*Provided data*:
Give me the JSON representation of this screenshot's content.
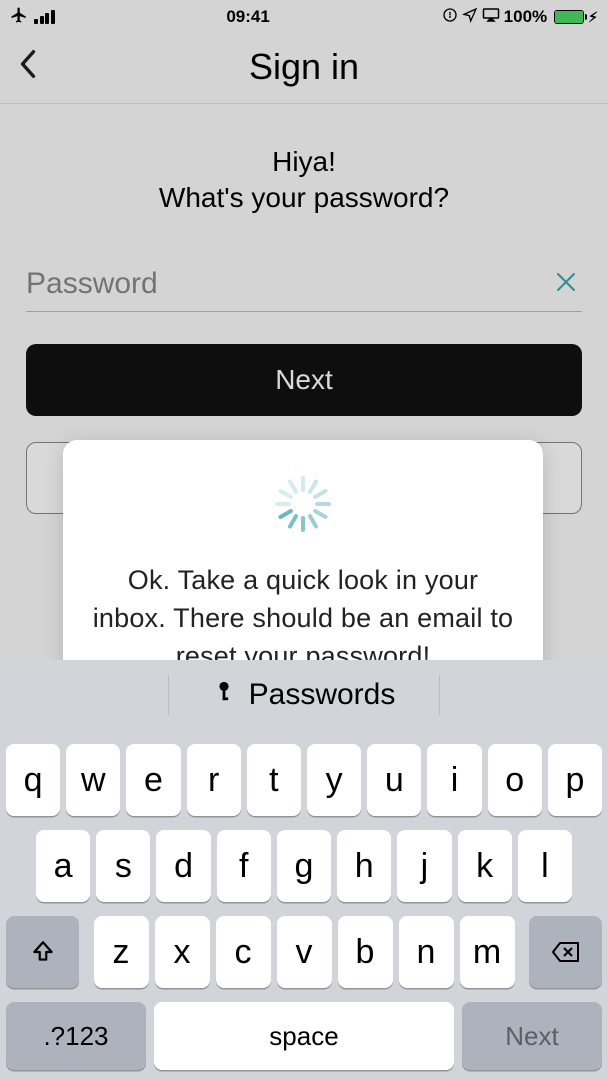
{
  "status_bar": {
    "time": "09:41",
    "battery_pct": "100%"
  },
  "header": {
    "title": "Sign in"
  },
  "content": {
    "greeting_line1": "Hiya!",
    "greeting_line2": "What's your password?",
    "password_placeholder": "Password",
    "next_label": "Next",
    "secondary_label": ""
  },
  "modal": {
    "text": "Ok. Take a quick look in your inbox. There should be an email to reset your password!"
  },
  "keyboard": {
    "suggestion": "Passwords",
    "row1": [
      "q",
      "w",
      "e",
      "r",
      "t",
      "y",
      "u",
      "i",
      "o",
      "p"
    ],
    "row2": [
      "a",
      "s",
      "d",
      "f",
      "g",
      "h",
      "j",
      "k",
      "l"
    ],
    "row3": [
      "z",
      "x",
      "c",
      "v",
      "b",
      "n",
      "m"
    ],
    "symbols_label": ".?123",
    "space_label": "space",
    "next_label": "Next"
  }
}
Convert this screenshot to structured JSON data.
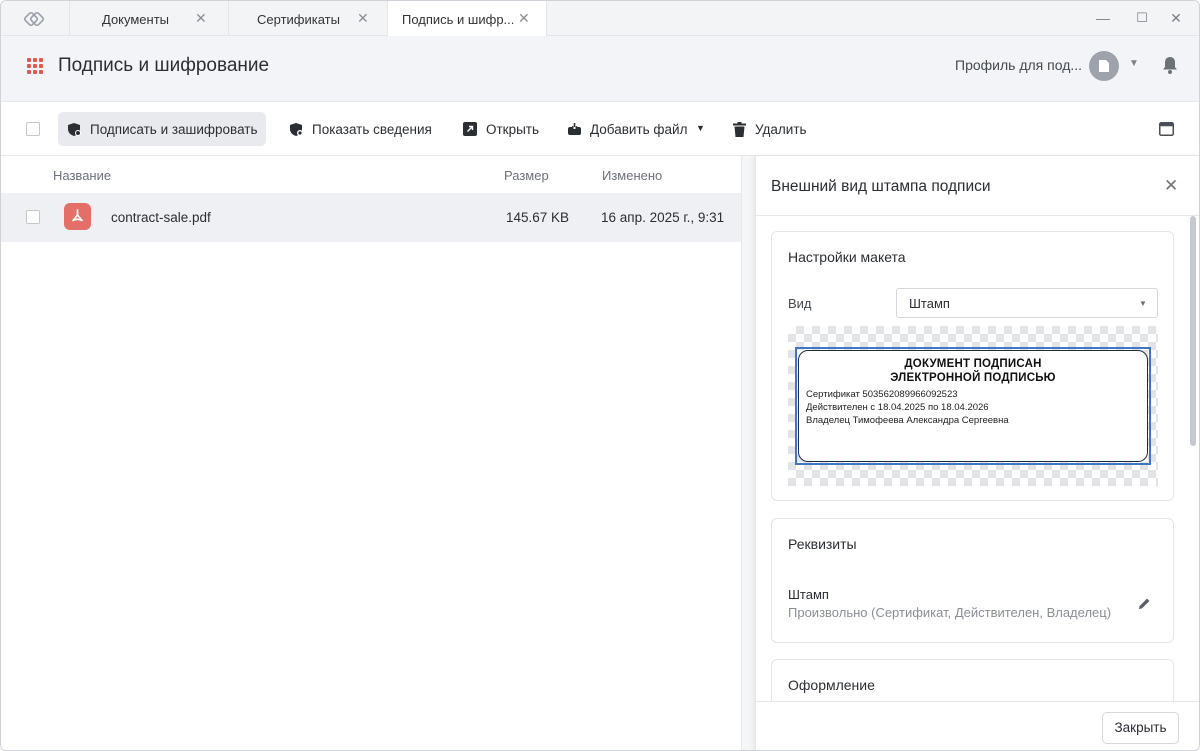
{
  "tabs": [
    {
      "label": "Документы"
    },
    {
      "label": "Сертификаты"
    },
    {
      "label": "Подпись и шифр..."
    }
  ],
  "header": {
    "title": "Подпись и шифрование",
    "profile_label": "Профиль для под..."
  },
  "toolbar": {
    "sign_encrypt": "Подписать и зашифровать",
    "show_details": "Показать сведения",
    "open": "Открыть",
    "add_file": "Добавить файл",
    "delete": "Удалить"
  },
  "table": {
    "columns": [
      "Название",
      "Размер",
      "Изменено"
    ],
    "rows": [
      {
        "name": "contract-sale.pdf",
        "size": "145.67 KB",
        "modified": "16 апр. 2025 г., 9:31"
      }
    ]
  },
  "panel": {
    "title": "Внешний вид штампа подписи",
    "layout_card": {
      "title": "Настройки макета",
      "view_label": "Вид",
      "view_value": "Штамп"
    },
    "stamp": {
      "heading_1": "ДОКУМЕНТ ПОДПИСАН",
      "heading_2": "ЭЛЕКТРОННОЙ ПОДПИСЬЮ",
      "line_certificate": "Сертификат 503562089966092523",
      "line_valid": "Действителен с 18.04.2025 по 18.04.2026",
      "line_owner": "Владелец Тимофеева Александра Сергеевна"
    },
    "requisites_card": {
      "title": "Реквизиты",
      "stamp_label": "Штамп",
      "stamp_value": "Произвольно (Сертификат, Действителен, Владелец)"
    },
    "design_card": {
      "title": "Оформление"
    },
    "close_button": "Закрыть"
  },
  "colors": {
    "accent_red": "#e2584d",
    "pdf_icon": "#e46f68",
    "selection_blue": "#3f77c6"
  }
}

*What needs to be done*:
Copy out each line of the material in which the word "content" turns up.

*Result*:
Give me the JSON representation of this screenshot's content.
  "content": {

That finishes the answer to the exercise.